Despite the increasing focus on speculation as the reason behind skyrocketing oil prices, new reports indicate that heavy demand is what’s really pushing costs higher.
For example, according to a new report by the International Energy Agency (IEA), market fundamentals remain the main underlying factor behind high oil prices. “While we have seen some weakening in demand … supply constraints, refinery limitations and continued demand growth in key emerging markets will maintain pressure in the market over the medium term,” said Nobuo Tanaka, IEA’s executive director, in a press conference this week in Spain.
The group, in its just-released third annual “Medium-Term Oil Market Report” (MTOMR), said OPEC [the Organization of Petroleum Exporting Countries] production is at record highs and non-OPEC producers are working at full throttle, but stocks show no unusual build. “These factors demonstrate that it is mainly fundamentals pushing up the price,” Tanaka added.
“Rising world demand, lagging growth in supply, and tight spare production capacity are the main drivers of these [oil price] increases,” noted Red Cavaney, president & CEO of the American Petroleum Institute (API), in a letter to Congress this week. “Speculation – whatever its impact – currently reflects the view that tight oil markets will continue for the foreseeable future.”
IEA’s Tanaka said oil supply growth deriving from a concentration of new project start-ups during 2008 and 2010, allied to weaker economic growth, may have the potential to increase spare capacity in excess of 4 million barrels per day (b/d). However, this expansion slows from 2011 onwards when global demand growth recovers, leading to a narrowing of spare capacity to minimal levels by 2013.
He added that, since the 2007 MTOMR, significant downward revisions have been made to both non-OPEC supplies and OPEC capacity forecasts. Project delays averaging 12 months, coupled with global average decline of 5.2% - up from 4% last year – are the factors behind these revisions. “Over 3.5 million b/d of new production will be needed each year just to hold global production steady,” Tanaka said. “Our findings highlight again the need for sustained, and indeed, increased investment both upstream and downstream, to assure that the market is adequately supplied.”
“We recognize that the solution to this problem is multi-faceted,” said Tim Lynch, senior vp with the American Trucking Assns. (ATA), in a recent speech. “We need a broad relief agenda that includes increasing domestic oil production to address the escalating cost of fuel and relieve the financial hardships of the trucking industry and all drivers.”
Whatever the root cause of the jump in oil prices, stressed Lynch, something must be done soon to establish economic stability within the trucking industry. “The trucking industry is experiencing the highest prolonged fuel prices in history,” he said. “For most motor carriers, fuel has surpassed labor as their largest expense. It currently costs $1,400 to fill a typical tractor-trailer’s fuel tanks.”
Lynch added that, according to research firm Avondale Partners, in the first quarter of 2008, nearly 1,000 trucking companies with at least five trucks failed.
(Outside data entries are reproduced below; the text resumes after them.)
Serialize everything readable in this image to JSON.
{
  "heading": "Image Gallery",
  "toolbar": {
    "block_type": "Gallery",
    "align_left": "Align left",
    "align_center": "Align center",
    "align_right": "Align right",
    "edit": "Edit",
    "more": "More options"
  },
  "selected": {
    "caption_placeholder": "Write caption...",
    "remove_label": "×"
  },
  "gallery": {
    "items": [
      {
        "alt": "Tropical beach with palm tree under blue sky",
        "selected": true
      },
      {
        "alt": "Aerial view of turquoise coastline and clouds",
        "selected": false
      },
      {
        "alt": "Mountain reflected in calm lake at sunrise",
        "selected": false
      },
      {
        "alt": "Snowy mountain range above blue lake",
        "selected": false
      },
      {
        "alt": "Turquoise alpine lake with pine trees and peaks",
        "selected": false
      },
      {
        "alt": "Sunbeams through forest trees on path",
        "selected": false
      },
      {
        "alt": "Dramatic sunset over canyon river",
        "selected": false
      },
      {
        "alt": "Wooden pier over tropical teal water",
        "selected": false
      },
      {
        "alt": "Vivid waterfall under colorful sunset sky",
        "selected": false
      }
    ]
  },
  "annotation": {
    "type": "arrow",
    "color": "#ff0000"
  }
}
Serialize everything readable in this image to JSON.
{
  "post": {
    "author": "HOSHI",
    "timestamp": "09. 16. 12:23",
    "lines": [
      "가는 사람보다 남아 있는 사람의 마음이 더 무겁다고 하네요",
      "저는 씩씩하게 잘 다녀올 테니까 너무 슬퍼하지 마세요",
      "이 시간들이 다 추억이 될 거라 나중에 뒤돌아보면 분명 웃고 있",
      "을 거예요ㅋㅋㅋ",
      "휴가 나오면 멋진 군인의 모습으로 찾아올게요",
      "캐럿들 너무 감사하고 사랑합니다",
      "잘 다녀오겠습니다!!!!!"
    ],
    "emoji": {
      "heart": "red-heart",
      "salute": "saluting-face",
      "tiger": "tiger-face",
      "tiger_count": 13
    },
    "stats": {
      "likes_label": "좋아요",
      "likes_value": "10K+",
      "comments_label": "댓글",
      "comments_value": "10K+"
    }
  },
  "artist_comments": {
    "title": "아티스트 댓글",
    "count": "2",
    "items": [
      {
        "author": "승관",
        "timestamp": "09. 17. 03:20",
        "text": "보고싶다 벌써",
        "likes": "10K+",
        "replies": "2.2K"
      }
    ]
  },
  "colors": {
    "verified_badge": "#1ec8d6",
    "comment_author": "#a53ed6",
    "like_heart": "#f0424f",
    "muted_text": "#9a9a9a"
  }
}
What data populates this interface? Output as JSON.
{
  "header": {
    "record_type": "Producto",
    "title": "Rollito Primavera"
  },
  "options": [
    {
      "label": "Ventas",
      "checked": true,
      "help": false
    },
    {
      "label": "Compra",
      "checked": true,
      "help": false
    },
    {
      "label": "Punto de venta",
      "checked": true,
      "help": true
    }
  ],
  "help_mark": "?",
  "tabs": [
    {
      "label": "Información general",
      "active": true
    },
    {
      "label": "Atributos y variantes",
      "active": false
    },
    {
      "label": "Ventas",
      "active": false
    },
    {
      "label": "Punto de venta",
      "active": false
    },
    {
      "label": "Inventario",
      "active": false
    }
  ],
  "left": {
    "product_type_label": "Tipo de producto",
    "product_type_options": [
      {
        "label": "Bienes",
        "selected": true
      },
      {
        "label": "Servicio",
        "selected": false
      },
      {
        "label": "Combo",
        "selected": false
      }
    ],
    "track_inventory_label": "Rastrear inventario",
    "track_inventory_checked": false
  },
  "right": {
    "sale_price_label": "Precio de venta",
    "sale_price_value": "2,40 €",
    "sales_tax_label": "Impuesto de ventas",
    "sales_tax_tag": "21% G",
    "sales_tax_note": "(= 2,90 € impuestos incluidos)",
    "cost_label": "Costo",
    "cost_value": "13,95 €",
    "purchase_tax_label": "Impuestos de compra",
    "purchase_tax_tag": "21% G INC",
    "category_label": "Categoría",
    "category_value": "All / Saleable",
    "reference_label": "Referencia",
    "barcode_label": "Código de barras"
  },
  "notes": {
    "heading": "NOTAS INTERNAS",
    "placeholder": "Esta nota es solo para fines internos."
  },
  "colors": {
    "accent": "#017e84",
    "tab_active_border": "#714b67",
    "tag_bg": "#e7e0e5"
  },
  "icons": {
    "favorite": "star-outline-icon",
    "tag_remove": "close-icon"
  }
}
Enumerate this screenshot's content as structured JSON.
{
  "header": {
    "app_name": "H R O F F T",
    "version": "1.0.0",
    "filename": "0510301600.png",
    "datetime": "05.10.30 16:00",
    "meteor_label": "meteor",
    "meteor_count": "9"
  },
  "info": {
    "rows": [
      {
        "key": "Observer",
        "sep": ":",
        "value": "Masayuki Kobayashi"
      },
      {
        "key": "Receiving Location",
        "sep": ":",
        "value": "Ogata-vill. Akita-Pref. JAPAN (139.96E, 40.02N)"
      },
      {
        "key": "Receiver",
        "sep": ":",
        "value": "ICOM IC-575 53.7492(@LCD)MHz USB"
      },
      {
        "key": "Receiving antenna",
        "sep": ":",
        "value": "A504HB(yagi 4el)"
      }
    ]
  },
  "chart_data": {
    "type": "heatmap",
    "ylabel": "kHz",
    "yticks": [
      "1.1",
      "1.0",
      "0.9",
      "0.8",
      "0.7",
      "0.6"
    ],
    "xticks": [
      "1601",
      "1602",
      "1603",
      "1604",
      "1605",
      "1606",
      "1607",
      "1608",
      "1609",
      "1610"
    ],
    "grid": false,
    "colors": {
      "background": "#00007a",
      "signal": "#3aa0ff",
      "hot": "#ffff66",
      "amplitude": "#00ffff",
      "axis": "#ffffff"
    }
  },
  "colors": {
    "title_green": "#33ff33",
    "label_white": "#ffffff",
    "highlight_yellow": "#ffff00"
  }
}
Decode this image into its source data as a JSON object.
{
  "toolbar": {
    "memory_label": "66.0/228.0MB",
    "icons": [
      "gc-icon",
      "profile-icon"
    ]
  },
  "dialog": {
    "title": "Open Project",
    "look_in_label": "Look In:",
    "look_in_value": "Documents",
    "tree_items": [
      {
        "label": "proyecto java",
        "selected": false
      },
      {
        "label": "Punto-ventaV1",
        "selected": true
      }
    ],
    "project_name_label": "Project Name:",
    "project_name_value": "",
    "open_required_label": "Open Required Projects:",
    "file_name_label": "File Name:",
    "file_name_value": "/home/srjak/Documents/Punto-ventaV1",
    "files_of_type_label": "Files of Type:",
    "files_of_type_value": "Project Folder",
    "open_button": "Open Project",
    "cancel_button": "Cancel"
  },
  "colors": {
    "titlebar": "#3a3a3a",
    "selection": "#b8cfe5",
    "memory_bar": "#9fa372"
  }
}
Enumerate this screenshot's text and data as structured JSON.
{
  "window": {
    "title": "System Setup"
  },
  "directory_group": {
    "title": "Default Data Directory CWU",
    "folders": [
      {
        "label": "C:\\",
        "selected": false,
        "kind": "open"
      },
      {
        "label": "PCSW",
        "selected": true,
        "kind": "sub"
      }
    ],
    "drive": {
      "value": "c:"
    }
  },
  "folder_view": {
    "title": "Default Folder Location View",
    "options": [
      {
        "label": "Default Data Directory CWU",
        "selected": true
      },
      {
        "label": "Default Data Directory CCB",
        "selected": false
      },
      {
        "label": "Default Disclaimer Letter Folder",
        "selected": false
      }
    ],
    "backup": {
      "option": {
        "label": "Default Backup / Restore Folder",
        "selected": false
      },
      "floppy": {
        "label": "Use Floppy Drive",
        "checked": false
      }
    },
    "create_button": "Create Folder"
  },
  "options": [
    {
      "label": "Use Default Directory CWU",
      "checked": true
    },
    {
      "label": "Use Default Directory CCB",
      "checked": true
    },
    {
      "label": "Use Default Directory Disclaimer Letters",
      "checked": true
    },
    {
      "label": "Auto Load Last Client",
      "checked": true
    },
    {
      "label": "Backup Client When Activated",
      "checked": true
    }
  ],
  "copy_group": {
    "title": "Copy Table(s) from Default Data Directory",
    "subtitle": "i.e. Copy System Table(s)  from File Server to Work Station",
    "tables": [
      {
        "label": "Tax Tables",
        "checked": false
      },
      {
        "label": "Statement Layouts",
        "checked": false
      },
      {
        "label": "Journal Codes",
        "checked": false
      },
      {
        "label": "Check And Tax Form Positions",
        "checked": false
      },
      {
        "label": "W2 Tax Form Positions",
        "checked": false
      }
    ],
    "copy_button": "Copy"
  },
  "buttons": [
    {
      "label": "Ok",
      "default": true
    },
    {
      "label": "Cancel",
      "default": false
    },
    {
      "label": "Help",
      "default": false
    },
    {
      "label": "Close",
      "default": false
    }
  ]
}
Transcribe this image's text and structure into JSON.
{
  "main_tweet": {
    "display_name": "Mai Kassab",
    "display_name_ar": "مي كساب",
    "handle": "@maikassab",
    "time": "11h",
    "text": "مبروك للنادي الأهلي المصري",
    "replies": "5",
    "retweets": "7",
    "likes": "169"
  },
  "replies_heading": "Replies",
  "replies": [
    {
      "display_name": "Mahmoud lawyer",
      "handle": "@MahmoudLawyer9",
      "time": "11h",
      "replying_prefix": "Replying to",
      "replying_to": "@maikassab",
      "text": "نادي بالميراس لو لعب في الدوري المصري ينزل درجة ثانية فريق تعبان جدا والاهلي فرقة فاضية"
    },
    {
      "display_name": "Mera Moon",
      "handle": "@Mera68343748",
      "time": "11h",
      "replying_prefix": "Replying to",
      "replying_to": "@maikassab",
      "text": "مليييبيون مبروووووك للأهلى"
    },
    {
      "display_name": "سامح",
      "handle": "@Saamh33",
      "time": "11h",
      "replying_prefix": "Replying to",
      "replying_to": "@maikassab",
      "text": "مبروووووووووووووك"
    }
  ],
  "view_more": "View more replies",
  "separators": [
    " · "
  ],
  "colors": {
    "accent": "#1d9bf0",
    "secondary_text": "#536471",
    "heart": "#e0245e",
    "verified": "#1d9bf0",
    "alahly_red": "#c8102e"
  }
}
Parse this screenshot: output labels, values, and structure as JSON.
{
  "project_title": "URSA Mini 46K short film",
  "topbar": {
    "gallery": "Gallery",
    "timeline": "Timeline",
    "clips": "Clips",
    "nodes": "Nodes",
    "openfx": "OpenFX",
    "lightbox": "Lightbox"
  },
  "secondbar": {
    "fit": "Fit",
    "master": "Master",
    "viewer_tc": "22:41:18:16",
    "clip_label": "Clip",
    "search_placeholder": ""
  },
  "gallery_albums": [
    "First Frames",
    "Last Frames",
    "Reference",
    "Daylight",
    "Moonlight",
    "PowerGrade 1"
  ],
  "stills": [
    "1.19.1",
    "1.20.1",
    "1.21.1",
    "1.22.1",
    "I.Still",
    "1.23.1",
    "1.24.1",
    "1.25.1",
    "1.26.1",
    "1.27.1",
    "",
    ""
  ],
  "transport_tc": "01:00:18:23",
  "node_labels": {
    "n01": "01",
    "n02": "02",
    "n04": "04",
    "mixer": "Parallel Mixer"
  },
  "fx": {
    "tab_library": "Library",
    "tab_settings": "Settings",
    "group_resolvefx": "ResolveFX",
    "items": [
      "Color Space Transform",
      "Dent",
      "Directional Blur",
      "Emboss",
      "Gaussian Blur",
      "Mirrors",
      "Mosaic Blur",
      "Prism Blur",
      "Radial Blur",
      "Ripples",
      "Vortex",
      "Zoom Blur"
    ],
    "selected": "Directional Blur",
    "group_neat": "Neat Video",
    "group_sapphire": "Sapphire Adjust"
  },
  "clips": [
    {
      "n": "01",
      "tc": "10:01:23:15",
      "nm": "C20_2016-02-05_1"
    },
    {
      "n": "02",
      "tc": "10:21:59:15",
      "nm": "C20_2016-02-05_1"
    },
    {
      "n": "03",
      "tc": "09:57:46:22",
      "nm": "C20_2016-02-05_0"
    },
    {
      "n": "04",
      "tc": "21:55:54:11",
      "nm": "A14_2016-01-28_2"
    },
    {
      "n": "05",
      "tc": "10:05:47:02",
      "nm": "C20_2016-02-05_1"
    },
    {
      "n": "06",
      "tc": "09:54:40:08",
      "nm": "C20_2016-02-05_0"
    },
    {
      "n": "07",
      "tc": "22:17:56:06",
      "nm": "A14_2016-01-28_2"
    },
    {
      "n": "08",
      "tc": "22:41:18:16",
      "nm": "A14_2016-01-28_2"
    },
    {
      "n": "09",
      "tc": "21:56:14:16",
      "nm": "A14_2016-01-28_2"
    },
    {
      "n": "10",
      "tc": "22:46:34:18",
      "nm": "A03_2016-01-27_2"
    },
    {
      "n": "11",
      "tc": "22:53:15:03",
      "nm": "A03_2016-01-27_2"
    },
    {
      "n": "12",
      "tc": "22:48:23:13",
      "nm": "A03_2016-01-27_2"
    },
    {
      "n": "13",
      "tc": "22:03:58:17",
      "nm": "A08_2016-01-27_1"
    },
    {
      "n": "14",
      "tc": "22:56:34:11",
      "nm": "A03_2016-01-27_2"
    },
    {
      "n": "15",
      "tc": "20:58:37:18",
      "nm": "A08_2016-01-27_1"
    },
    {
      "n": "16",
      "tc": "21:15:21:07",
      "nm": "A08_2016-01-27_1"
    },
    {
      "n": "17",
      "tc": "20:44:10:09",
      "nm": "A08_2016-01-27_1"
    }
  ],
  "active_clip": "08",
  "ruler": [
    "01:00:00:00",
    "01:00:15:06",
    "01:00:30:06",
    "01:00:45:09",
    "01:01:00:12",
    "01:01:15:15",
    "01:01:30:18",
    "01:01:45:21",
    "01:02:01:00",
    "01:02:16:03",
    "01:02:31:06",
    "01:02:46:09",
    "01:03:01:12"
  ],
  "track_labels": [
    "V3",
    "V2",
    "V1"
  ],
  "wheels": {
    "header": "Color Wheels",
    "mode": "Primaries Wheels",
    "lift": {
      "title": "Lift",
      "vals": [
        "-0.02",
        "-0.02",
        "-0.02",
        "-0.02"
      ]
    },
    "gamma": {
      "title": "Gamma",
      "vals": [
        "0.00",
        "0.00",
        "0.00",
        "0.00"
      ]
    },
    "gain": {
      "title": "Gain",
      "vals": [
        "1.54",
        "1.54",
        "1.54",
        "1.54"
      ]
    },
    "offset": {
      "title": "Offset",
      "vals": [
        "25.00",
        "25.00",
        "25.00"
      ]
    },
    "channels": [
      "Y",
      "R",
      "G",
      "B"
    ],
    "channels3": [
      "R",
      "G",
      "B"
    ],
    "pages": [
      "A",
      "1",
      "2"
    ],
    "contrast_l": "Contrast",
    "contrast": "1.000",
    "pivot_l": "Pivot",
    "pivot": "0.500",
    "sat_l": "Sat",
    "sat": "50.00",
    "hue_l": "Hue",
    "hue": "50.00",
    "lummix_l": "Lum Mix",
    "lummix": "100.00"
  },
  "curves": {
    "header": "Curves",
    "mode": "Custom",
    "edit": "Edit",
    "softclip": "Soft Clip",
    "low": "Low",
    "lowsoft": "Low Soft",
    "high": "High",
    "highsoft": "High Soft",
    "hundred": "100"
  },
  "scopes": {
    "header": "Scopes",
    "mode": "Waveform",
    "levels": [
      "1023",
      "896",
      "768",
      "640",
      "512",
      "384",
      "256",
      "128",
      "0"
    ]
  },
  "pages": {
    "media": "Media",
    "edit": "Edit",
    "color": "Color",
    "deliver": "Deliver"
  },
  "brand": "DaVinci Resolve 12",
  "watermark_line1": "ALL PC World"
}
This represents the largest number of trucking-related failures since the third quarter of 2001. In another report, the U.S. Department of Labor said that for-hire trucking companies decreased payrolls by over 10,000 during the first five months of this year.